(Phys.org)—Twice a year, for three weeks near the equinox, NASA's Solar Dynamics Observatory (SDO) moves into its eclipse season—a time when Earth blocks its view of the sun for a period of time each day.
Any spacecraft observing the sun from an orbit around Earth has to contend with such eclipses, but SDO's orbit is designed to minimize them as much as possible.
Video: NASA's Solar Dynamics Observatory (SDO) has moved into its second eclipse season of 2012. This movie from SDO shows Earth moving across the sun from 2:25 to 3:25 a.m. EDT on Sept. 6, 2012. Credit: NASA/SDO/S. Hill
The boundaries of the shadow of Earth on the sun are not perfectly sharp since SDO can see some light from the sun coming through Earth's atmosphere.

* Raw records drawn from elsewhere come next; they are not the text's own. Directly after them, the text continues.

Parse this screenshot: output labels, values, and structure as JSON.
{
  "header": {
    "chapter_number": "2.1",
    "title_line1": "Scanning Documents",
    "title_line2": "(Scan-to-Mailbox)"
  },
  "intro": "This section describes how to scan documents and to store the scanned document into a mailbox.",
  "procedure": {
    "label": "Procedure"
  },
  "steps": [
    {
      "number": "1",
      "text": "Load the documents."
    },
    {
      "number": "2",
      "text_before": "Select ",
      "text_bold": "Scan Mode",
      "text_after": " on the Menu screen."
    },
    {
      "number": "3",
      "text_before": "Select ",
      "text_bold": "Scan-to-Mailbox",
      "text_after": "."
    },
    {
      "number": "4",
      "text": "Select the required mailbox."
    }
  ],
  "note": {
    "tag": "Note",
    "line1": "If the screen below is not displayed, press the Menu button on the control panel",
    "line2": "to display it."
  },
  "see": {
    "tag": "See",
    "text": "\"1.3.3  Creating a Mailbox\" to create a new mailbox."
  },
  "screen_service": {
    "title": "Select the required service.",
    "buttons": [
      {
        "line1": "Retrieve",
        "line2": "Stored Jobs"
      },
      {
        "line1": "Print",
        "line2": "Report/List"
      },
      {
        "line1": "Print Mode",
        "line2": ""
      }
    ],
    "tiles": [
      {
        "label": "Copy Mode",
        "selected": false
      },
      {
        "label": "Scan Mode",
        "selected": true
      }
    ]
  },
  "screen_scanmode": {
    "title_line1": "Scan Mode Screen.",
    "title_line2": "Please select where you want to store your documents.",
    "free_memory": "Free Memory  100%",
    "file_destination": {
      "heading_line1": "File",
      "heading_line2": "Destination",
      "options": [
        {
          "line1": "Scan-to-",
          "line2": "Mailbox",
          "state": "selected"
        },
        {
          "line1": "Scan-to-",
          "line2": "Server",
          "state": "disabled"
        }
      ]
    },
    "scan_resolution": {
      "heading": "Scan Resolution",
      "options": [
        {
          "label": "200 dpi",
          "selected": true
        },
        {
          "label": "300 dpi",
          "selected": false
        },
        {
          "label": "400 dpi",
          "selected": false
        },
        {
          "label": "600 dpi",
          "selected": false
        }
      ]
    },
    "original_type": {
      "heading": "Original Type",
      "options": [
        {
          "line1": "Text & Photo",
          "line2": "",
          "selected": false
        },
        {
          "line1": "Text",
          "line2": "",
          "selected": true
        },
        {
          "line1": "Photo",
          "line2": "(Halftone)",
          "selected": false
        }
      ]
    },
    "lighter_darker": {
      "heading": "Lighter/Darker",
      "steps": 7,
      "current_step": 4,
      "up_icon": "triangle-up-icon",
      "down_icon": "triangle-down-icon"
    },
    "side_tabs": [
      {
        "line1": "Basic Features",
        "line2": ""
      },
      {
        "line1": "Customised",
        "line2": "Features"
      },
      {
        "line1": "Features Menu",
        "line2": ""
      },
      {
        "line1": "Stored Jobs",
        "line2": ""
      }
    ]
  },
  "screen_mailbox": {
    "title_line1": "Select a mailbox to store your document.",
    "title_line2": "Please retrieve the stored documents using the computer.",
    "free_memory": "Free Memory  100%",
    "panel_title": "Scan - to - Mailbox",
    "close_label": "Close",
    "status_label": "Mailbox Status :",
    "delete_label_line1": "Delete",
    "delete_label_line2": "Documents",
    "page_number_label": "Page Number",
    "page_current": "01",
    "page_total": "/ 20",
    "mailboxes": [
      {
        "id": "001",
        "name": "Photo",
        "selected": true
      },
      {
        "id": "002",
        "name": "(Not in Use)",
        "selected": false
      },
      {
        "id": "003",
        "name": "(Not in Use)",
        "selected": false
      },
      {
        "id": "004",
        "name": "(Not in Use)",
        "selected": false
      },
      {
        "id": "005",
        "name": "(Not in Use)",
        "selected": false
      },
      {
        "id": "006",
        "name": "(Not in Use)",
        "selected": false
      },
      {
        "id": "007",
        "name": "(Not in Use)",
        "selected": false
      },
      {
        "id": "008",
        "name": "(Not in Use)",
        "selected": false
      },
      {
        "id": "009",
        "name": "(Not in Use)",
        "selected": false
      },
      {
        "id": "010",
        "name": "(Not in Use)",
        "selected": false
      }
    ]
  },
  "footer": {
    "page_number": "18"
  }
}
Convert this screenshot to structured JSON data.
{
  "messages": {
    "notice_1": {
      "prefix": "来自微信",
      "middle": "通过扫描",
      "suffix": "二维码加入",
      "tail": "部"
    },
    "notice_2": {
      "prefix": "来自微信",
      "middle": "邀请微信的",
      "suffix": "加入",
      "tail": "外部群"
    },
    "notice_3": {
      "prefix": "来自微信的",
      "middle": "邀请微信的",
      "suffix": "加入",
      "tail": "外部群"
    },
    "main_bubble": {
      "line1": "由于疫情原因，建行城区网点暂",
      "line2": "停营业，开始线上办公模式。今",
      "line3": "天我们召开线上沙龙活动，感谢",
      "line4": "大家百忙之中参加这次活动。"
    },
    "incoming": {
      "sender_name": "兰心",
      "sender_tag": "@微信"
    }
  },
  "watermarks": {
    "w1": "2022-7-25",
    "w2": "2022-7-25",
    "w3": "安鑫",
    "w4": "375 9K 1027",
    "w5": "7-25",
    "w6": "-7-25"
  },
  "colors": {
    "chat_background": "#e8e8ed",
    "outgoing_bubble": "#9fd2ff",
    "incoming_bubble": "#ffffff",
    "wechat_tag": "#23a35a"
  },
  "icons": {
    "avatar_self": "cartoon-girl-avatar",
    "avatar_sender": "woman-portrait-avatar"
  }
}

Explore further: SDO's crazy-looking Sun due to syzygy